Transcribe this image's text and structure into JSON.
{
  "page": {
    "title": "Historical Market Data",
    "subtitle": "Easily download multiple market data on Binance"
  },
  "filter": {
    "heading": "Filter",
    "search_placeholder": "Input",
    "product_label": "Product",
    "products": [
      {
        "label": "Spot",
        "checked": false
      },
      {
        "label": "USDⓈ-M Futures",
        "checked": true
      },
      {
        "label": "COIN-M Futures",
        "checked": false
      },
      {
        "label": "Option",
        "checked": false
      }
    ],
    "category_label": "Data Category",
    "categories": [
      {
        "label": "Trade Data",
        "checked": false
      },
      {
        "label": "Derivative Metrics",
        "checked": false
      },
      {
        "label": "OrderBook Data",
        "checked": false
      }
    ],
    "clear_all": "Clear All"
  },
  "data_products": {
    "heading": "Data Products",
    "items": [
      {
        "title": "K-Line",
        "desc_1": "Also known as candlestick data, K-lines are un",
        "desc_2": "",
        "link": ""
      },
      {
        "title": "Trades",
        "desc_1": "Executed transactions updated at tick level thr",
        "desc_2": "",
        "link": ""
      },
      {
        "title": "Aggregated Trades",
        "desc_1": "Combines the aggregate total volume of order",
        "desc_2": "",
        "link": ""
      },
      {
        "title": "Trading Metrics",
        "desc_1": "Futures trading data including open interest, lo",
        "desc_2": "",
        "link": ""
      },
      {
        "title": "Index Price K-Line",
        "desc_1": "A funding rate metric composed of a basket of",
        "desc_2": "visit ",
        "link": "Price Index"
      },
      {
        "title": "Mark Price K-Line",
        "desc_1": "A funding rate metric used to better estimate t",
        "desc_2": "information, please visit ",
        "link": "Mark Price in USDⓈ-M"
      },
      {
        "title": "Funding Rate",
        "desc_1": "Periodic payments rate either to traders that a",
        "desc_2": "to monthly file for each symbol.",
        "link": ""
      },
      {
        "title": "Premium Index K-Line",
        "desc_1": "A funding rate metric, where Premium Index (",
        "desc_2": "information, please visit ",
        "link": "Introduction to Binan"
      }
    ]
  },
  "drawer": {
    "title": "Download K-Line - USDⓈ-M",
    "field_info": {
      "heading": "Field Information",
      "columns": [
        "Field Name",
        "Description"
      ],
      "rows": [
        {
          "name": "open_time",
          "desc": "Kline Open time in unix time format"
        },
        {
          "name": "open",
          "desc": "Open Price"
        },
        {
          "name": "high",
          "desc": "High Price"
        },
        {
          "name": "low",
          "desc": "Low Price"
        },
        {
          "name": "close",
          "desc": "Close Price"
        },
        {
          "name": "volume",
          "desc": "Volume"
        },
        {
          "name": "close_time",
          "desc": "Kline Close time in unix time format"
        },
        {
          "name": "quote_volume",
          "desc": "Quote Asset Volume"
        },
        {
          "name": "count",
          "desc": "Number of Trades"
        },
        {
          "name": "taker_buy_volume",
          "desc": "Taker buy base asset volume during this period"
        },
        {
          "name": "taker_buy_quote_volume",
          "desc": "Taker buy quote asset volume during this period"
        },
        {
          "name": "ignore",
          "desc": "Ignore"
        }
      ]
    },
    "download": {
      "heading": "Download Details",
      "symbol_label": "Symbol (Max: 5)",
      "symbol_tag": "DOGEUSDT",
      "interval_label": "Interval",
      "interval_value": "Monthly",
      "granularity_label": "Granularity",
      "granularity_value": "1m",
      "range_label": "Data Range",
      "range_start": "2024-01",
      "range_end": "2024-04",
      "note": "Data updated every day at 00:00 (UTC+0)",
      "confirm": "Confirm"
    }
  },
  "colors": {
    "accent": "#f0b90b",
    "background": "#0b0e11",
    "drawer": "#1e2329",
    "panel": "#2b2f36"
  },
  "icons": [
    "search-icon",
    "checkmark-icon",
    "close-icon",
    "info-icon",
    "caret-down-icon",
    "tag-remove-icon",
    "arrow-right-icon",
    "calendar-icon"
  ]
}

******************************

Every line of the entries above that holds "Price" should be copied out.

        "title": "Index Price K-Line",
        "link": "Price Index"
        "title": "Mark Price K-Line",
        "link": "Mark Price in USDⓈ-M"
          "desc": "Open Price"
          "desc": "High Price"
          "desc": "Low Price"
          "desc": "Close Price"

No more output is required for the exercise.